[RECORDS SUPPLIED]
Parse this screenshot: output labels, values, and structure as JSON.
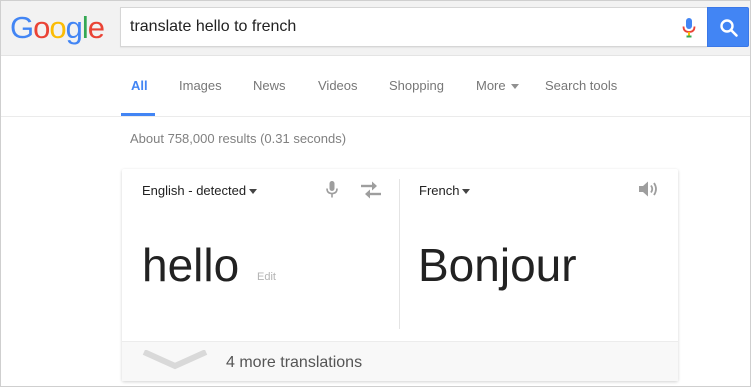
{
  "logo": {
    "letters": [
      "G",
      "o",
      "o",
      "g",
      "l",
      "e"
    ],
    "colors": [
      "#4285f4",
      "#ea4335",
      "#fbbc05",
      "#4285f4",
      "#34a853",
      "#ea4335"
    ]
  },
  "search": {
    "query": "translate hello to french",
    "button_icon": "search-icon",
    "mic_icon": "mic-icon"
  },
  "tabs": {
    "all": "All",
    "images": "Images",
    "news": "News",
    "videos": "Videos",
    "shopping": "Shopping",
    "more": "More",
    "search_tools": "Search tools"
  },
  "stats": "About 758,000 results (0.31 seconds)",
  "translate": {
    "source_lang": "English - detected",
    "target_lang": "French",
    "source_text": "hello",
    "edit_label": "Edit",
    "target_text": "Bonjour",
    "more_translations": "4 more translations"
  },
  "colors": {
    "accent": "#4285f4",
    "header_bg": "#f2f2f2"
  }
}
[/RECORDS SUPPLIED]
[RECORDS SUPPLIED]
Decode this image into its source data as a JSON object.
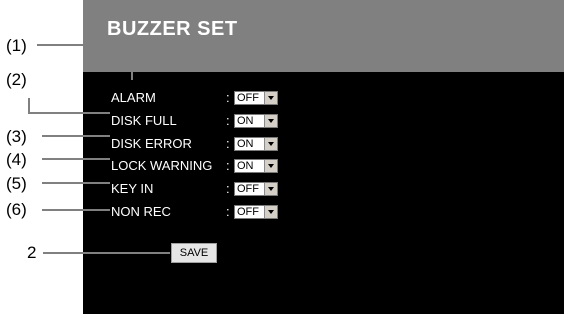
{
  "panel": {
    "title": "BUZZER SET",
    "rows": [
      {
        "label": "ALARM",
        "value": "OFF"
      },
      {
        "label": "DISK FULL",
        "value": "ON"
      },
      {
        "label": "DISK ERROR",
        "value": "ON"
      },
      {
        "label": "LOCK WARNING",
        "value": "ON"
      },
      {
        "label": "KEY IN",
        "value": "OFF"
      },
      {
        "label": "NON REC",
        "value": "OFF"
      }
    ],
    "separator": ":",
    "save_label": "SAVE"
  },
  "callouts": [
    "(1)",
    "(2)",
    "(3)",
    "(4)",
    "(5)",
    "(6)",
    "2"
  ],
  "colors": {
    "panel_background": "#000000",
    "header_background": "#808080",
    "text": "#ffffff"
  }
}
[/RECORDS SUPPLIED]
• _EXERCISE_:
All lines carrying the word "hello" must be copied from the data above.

• _RESULT_:
    "query": "translate hello to french",
    "source_text": "hello",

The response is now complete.